- Run some seminars or webinars around the subject matter
- Exhibit at industry exhibitions
- Run a poll on LinkedIn about the issue and respond to comments
- Host a round table breakfast for CTO’s with a speaker on the topic from a respected source
- Make sure you work towards accreditation in your field (e.g. Become a sage gold partner) as large organisations won’t take risks
- Work hard on your content on your website and off site. Whilst there is some debate about the effectiveness of keywords, it is still crucial to write copy that is relevant for your audience. If you do this, your search ranking on the topics that affect your buyers will rise and they will find you more often.
- Sponsor an event with a number of industry speakers
It’s fair to say this isnt everything you could do and budget dictates. However, the principle is simple. For each of your primary target audiences (buyers / decision makers), work out where they go for information, communication, education and entertainment. Try to upweight your visibility in those places. Do this for each of your prime buyers and identify their issues. Focus on these and find a way of positioning your solutions around these. It will save you money and focus your marketing plan.
Ultimately, the recession means we all need to focus on how to put together a cost effective marketing strategy.

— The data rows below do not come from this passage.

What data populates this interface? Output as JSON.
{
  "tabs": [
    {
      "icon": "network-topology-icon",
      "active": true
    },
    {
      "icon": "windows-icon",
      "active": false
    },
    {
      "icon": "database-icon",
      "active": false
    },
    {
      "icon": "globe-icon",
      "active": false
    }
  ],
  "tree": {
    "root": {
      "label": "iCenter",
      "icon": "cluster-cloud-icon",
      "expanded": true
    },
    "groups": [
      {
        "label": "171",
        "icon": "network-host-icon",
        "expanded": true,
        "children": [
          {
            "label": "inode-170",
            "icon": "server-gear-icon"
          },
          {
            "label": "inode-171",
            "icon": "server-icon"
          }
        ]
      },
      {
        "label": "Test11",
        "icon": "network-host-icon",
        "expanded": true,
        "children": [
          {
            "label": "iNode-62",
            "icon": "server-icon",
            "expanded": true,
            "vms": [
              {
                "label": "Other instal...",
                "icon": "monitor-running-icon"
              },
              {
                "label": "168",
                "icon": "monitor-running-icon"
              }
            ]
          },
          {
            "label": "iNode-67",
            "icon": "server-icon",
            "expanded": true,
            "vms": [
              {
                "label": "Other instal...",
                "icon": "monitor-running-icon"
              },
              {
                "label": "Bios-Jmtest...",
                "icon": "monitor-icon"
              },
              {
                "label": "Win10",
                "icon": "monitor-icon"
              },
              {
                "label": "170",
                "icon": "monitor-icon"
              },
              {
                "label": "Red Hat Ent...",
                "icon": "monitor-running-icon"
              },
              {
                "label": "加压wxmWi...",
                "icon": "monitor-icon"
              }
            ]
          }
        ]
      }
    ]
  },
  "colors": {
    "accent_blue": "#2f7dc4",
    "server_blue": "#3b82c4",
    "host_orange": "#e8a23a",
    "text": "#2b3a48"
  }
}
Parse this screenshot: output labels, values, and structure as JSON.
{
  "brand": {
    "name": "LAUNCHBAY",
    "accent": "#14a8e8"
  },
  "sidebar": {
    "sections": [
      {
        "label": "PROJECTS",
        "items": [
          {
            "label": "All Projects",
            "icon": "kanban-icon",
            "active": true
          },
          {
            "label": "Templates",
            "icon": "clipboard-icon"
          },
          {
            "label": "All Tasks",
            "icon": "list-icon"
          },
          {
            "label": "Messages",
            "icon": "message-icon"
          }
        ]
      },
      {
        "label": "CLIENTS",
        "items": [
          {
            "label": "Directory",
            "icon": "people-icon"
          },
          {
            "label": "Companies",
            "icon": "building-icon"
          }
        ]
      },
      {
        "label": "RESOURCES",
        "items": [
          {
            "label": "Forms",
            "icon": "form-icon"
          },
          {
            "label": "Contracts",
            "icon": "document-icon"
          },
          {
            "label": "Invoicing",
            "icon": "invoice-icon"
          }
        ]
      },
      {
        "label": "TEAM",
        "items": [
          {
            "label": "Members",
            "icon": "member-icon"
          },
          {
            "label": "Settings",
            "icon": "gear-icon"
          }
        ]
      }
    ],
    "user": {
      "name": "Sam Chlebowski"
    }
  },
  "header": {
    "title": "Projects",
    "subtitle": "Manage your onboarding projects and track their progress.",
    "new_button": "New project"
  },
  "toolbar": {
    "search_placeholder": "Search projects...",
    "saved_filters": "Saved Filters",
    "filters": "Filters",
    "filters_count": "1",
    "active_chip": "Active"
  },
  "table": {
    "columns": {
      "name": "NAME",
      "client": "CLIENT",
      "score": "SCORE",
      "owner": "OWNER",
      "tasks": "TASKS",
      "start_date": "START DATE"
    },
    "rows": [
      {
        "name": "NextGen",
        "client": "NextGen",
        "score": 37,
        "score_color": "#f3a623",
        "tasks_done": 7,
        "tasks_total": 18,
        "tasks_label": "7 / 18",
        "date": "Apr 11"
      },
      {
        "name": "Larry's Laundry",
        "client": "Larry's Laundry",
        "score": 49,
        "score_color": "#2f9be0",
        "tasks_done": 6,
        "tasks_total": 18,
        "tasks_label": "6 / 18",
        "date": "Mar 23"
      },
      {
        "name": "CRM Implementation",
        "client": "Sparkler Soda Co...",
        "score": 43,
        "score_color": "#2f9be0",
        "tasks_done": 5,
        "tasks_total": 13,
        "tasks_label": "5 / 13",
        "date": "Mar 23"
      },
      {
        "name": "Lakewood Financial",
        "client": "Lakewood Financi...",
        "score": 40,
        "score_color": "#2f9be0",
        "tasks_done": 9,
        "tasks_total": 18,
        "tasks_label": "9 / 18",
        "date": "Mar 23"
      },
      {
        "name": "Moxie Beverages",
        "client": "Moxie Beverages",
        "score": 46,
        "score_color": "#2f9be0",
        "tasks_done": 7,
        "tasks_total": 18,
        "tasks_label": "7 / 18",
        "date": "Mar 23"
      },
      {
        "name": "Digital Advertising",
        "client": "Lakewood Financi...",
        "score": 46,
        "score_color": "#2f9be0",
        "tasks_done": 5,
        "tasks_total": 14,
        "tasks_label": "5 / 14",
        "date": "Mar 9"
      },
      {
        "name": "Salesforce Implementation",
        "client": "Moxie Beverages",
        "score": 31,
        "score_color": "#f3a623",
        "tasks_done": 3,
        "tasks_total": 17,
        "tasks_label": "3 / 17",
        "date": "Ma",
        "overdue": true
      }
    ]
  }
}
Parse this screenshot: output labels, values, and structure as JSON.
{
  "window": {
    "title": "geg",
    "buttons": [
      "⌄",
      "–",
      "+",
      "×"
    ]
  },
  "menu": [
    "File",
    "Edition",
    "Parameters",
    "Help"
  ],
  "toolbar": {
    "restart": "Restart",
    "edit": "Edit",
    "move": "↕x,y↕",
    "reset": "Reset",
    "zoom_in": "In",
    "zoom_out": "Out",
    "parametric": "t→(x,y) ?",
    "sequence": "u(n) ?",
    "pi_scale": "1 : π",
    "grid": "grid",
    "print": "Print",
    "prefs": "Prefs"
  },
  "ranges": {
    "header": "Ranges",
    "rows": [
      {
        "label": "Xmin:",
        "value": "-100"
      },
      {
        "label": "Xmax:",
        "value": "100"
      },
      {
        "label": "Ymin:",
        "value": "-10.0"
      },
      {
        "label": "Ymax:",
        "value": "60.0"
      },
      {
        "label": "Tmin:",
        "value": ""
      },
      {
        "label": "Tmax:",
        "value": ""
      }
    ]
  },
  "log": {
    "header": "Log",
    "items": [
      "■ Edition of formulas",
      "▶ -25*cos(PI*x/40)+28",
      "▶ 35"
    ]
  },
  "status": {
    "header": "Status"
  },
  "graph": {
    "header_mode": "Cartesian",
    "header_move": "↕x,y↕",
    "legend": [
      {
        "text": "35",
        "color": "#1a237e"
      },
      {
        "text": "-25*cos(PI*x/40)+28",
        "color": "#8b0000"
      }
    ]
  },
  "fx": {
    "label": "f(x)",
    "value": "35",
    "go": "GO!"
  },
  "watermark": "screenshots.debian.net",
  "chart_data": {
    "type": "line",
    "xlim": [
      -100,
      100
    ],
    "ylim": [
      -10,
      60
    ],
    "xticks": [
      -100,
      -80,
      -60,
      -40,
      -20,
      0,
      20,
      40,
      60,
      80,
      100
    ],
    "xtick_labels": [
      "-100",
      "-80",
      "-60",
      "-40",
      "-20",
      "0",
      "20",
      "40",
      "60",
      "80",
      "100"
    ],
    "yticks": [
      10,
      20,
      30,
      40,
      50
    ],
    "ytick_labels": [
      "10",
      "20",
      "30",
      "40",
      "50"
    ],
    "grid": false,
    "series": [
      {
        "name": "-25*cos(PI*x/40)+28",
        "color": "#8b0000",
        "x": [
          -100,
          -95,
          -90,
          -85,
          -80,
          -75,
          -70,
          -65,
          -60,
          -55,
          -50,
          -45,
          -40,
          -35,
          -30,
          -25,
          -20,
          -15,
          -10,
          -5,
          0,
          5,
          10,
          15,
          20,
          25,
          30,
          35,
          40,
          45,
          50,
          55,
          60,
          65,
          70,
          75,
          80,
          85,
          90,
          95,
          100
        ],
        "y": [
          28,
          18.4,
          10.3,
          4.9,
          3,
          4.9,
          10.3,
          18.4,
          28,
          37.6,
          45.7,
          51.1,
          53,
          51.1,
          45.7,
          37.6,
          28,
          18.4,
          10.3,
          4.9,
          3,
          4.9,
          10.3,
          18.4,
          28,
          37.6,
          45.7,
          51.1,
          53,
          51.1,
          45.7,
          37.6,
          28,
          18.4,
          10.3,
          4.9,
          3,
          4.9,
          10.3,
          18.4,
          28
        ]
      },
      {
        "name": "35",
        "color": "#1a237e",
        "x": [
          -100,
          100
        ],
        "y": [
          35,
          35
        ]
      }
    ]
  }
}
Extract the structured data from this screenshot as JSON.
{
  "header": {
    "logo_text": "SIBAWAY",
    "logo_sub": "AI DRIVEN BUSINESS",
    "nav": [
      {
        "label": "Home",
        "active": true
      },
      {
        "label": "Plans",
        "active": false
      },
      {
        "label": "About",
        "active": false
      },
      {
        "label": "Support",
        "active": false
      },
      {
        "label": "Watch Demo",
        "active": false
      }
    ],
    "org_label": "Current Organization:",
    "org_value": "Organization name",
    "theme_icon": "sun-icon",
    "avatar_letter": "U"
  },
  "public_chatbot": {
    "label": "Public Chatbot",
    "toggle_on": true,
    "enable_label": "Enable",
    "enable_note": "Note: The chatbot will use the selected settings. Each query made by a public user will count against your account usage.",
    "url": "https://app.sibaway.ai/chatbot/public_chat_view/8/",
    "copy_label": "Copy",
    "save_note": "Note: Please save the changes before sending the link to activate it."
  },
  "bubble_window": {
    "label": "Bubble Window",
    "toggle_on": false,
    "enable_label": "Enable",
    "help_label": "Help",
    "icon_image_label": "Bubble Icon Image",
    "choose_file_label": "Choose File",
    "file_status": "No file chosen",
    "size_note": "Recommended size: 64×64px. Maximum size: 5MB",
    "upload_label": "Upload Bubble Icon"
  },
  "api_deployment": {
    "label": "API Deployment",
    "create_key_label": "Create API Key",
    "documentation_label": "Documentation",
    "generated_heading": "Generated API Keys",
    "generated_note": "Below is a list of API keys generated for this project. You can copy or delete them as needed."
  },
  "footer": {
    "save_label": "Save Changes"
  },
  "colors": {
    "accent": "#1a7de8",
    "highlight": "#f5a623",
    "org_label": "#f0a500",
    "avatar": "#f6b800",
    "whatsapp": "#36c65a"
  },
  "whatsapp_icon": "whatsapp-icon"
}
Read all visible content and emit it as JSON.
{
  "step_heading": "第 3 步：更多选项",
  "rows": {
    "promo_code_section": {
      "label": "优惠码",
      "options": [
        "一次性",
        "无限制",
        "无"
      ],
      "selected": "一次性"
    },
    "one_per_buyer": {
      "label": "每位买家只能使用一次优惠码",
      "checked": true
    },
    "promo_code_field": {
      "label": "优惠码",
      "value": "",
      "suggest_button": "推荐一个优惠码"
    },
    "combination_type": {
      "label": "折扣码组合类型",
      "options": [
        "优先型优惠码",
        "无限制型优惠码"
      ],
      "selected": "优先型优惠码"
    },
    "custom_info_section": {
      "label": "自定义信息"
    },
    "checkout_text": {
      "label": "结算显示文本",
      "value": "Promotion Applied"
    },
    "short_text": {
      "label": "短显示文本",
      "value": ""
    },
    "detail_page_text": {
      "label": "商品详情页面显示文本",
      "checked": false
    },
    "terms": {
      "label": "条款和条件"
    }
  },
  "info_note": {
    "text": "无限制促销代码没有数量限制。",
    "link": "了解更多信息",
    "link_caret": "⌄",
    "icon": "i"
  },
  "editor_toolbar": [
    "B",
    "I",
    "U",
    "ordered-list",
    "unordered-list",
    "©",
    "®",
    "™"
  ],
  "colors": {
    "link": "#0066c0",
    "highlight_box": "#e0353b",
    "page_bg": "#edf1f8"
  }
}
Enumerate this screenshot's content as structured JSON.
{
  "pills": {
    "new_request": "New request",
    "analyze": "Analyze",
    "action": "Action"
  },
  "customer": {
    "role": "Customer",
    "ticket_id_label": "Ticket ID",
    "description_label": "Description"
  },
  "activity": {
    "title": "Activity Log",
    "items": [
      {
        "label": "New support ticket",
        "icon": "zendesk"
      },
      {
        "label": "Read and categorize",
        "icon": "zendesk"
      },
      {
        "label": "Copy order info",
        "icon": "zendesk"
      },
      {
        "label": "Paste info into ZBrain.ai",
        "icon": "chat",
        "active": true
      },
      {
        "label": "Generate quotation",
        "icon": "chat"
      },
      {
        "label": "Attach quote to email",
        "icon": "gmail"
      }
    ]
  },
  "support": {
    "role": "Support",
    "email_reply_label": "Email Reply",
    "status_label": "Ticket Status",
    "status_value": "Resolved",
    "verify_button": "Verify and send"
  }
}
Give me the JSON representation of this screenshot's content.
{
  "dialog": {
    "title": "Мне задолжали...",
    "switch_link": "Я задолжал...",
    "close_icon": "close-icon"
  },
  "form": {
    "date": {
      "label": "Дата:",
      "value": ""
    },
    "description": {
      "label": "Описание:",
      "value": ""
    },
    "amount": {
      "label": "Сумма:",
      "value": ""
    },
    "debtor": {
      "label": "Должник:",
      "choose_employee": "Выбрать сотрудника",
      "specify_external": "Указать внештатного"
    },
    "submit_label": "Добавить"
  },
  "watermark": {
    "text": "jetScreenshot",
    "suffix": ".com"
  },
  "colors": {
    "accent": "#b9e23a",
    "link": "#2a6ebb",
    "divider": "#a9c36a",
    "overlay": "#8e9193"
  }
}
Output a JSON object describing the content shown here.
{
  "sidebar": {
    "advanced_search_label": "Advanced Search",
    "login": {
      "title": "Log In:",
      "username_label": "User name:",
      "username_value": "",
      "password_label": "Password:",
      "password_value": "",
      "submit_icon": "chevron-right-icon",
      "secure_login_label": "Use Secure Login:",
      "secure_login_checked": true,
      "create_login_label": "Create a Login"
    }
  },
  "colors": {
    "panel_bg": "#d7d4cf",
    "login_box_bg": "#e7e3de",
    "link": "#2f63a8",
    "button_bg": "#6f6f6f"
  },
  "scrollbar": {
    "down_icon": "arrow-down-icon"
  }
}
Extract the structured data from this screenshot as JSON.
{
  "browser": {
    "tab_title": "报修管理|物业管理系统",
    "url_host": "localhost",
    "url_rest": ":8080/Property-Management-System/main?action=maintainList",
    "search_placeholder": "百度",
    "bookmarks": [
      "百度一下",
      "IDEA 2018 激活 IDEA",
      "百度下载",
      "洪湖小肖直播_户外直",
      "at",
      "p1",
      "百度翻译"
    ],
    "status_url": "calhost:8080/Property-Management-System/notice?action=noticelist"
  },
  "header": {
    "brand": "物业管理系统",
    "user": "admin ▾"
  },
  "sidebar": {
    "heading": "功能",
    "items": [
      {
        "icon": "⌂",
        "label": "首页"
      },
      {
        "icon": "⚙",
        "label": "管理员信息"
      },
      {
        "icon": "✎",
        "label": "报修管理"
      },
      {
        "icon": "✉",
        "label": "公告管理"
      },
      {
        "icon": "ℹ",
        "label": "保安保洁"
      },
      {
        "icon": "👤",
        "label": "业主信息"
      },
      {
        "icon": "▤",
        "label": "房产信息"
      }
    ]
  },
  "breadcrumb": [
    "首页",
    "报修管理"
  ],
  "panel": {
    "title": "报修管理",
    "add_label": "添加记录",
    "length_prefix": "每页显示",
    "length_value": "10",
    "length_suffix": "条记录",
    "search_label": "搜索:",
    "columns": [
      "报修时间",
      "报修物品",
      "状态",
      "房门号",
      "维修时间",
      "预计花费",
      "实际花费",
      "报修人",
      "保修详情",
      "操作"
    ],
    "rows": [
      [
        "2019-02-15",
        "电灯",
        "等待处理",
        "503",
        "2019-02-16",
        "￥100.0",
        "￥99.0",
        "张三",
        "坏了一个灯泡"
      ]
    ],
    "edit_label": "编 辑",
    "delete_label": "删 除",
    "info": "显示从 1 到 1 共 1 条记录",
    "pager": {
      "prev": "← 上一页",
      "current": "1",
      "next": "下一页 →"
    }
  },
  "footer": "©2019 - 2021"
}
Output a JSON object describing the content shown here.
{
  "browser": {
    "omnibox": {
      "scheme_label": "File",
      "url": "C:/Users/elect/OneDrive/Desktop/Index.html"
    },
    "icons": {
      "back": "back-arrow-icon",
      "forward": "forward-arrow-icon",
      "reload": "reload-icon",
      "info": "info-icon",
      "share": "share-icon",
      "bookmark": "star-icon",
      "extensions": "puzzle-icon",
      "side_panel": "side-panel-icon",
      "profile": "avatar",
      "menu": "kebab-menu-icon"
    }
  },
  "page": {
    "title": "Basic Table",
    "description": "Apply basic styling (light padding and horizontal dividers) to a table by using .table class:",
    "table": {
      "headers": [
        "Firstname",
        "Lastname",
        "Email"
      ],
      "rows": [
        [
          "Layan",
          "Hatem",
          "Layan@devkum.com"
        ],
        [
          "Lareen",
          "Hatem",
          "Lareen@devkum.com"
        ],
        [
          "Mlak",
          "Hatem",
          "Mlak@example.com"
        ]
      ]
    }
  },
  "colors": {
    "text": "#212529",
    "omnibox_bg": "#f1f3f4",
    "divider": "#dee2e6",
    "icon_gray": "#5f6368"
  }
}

Plan the above correctly and you will see the results. Focus on customers and their needs rather than your products and services and you will increase the level of new business coming to you rather than having to spend a disproportionate amount money of money chasing new clients in the same undifferentiated way as your competitors. Get customers to come to you.
If you’d like to know more or book a new business development strategy workshop and find out how GSA Business Development can help Generate Growth for your Business, by contacting us now on 0845 658 8192 or send us an email.